Do I continue to ignore her request, and neither confirm nor reject? Do I accept it, but block my news feed from seeing her posts?
I don’t believe in unnecessarily hurting other peoples’ feelings, but what do I do?
Wish to Retire In Peace
Dear Wish to Retire: Stick to your guns, and run your own social media empire the way you want to. Your husband could pass along this statement, “My wife is in charge of her own social media.” You could dodge this by accepting the friend request and then “hiding” this person’s posts, but don’t do this unless it would serve your own interests in some way. If this former co-worker wants to actually befriend you, she can contact you personally.
Dear Amy: My husband and I live in the city. In January, we decided to let one of our friends who gained employment to live with us temporarily until he and his wife could find a good apartment, somewhere convenient for their family’s commute.
It has been eight months now and this couple is not in a hurry to settle down in their own home.
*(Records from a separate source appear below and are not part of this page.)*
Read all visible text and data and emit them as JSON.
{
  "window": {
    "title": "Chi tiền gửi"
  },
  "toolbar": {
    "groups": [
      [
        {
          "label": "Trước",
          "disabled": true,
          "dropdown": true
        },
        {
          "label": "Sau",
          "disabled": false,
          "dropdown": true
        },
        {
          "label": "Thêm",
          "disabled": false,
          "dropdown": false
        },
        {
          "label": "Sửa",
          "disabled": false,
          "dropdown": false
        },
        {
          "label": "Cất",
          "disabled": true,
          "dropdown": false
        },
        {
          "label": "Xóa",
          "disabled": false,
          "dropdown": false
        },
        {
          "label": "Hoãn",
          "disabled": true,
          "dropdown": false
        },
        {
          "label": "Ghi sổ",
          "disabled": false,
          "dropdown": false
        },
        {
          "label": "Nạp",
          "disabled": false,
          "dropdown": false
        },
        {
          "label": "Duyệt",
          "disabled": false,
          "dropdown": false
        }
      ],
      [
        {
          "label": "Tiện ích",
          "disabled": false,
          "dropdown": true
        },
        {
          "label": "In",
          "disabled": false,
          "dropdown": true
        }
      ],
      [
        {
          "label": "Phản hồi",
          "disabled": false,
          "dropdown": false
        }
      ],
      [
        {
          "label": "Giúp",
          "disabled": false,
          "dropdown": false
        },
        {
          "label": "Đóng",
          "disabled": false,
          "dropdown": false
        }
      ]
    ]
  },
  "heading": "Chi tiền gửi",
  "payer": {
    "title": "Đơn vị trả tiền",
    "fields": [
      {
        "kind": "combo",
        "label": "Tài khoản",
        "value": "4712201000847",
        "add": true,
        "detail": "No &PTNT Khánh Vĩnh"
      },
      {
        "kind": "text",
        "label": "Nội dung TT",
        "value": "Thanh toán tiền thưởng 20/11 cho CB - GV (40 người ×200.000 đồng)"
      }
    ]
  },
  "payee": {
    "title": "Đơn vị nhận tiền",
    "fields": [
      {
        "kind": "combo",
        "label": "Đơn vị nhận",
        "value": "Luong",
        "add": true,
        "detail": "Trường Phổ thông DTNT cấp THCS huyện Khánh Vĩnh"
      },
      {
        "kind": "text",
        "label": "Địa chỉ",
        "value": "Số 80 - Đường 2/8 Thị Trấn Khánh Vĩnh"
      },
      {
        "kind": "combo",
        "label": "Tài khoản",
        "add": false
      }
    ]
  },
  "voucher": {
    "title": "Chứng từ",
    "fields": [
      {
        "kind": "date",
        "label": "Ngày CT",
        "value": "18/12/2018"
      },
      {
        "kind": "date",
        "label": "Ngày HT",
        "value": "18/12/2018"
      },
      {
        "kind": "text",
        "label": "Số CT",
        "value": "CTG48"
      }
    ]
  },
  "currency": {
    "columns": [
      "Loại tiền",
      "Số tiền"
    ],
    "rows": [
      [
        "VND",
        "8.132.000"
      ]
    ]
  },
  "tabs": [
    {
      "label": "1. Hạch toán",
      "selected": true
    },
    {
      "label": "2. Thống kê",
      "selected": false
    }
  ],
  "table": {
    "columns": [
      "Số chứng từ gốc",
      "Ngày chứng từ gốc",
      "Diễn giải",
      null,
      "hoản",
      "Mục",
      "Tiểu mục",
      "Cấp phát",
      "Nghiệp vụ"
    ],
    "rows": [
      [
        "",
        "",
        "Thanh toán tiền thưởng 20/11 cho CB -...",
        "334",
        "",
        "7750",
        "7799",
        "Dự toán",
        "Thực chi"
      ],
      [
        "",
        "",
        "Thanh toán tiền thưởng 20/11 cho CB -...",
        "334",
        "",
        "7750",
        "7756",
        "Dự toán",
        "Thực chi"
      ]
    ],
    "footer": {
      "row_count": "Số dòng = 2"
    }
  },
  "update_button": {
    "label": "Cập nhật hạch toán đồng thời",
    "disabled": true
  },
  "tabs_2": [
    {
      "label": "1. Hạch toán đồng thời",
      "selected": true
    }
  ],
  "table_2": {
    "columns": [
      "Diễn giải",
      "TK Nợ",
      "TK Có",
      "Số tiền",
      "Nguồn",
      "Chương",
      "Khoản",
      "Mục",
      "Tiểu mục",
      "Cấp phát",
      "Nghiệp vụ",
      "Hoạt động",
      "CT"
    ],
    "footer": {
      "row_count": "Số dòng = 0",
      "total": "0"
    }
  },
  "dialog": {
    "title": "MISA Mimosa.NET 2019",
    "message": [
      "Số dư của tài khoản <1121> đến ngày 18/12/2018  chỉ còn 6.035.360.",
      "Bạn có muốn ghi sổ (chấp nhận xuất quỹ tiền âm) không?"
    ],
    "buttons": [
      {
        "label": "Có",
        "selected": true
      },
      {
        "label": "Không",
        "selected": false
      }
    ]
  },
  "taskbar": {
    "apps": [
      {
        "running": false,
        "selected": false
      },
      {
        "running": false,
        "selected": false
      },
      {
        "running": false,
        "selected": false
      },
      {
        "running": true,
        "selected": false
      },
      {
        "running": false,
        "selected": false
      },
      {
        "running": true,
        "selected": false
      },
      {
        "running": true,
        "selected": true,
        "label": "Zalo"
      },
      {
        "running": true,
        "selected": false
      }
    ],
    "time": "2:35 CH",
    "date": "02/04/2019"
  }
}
I am getting tired, and I need my space.
They said they would move out in August and have not done so. They found a house and turned down the offer.
This couple has not bought a single household item or given us even a small gift since moving in.
Am I expected to continue to give, or do you think I have done my part?
I am getting really impatient, but do not want to lose my friend.
Dear Trapped: Yes, you’ve done your part. In fact, you’ve done your part and their part. I don’t think you should have to continue to provide housing for this couple, but you seem to be on the fence about it. The fastest way to lose this friendship is for you to continue to accept a situation that eats away at your relationship. Understand that this freeloading will continue until you decide it has to stop.
Before the friendship disintegrates completely, you should say to them, “Well, it’s been eight months. It’s really time for me to get my house back, so you’re going to have to find other housing.” Don’t pile on details and complaints, keep a smile on your face, and present this as a simple fact. If they don’t make a move right away, you will have to give them a firm deadline.
Dear Amy: I’d like to offer some wonderful in-law advice that was given to me years ago and has worked wonderfully in my 20-plus years of marriage.
When there is a problem with in-laws, the married couple should discuss the problem, reach a solution, and then each spouse deals with their own people. I always deal with my family and my husband always deals with his family. This has really helped my strained relationship with the in-laws.
Dear J: Being on the same page with your spouse is the necessary first step. Communicating separately to family members is good advice.
Email Amy at firstname.lastname@example.org.